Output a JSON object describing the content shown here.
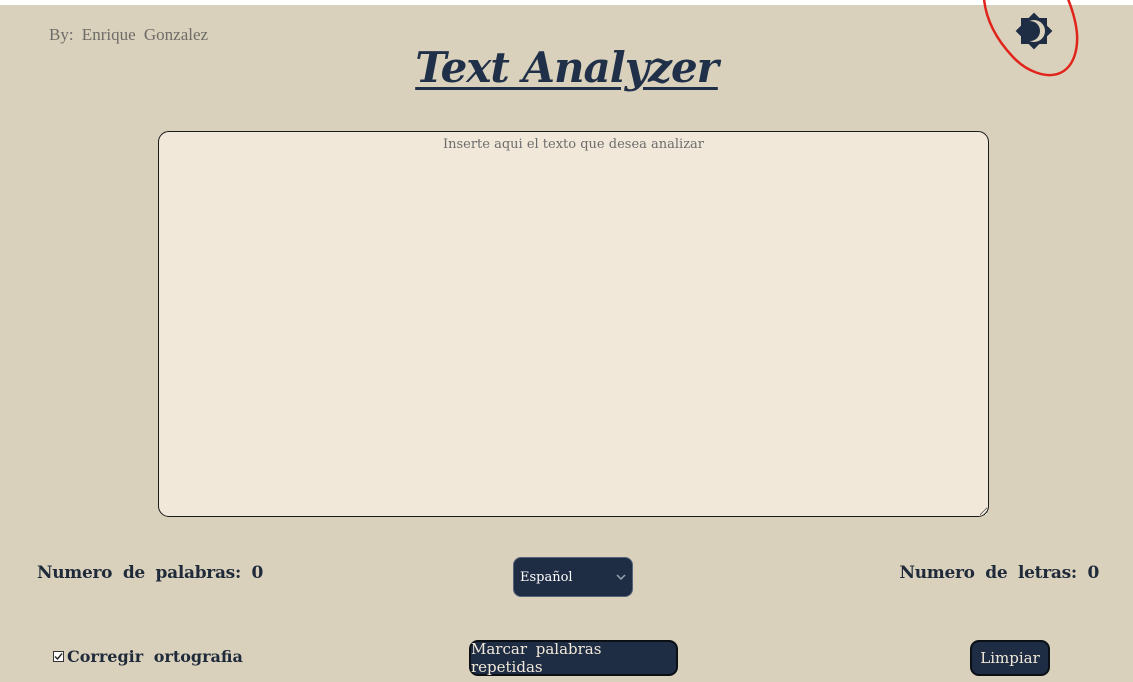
{
  "header": {
    "author": "By: Enrique Gonzalez",
    "title": "Text Analyzer"
  },
  "theme_toggle": {
    "icon": "moon-sun-icon",
    "mode": "dark"
  },
  "editor": {
    "placeholder": "Inserte aqui el texto que desea analizar",
    "value": ""
  },
  "stats": {
    "words_label": "Numero de palabras:",
    "words_value": "0",
    "letters_label": "Numero de letras:",
    "letters_value": "0"
  },
  "language": {
    "selected": "Español"
  },
  "options": {
    "spellcheck_label": "Corregir ortografia",
    "spellcheck_checked": true
  },
  "actions": {
    "mark_repeated_label": "Marcar palabras repetidas",
    "clear_label": "Limpiar"
  },
  "colors": {
    "background": "#dad1bc",
    "panel": "#f1e8d9",
    "primary_dark": "#1e2d44",
    "annotation_red": "#e0241b"
  }
}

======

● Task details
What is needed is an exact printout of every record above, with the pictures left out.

● Task solution
Output a JSON object describing the content shown here.
{
  "header": {
    "author": "By: Enrique Gonzalez",
    "title": "Text Analyzer"
  },
  "theme_toggle": {
    "icon": "moon-sun-icon",
    "mode": "dark"
  },
  "editor": {
    "placeholder": "Inserte aqui el texto que desea analizar",
    "value": ""
  },
  "stats": {
    "words_label": "Numero de palabras:",
    "words_value": "0",
    "letters_label": "Numero de letras:",
    "letters_value": "0"
  },
  "language": {
    "selected": "Español"
  },
  "options": {
    "spellcheck_label": "Corregir ortografia",
    "spellcheck_checked": true
  },
  "actions": {
    "mark_repeated_label": "Marcar palabras repetidas",
    "clear_label": "Limpiar"
  },
  "colors": {
    "background": "#dad1bc",
    "panel": "#f1e8d9",
    "primary_dark": "#1e2d44",
    "annotation_red": "#e0241b"
  }
}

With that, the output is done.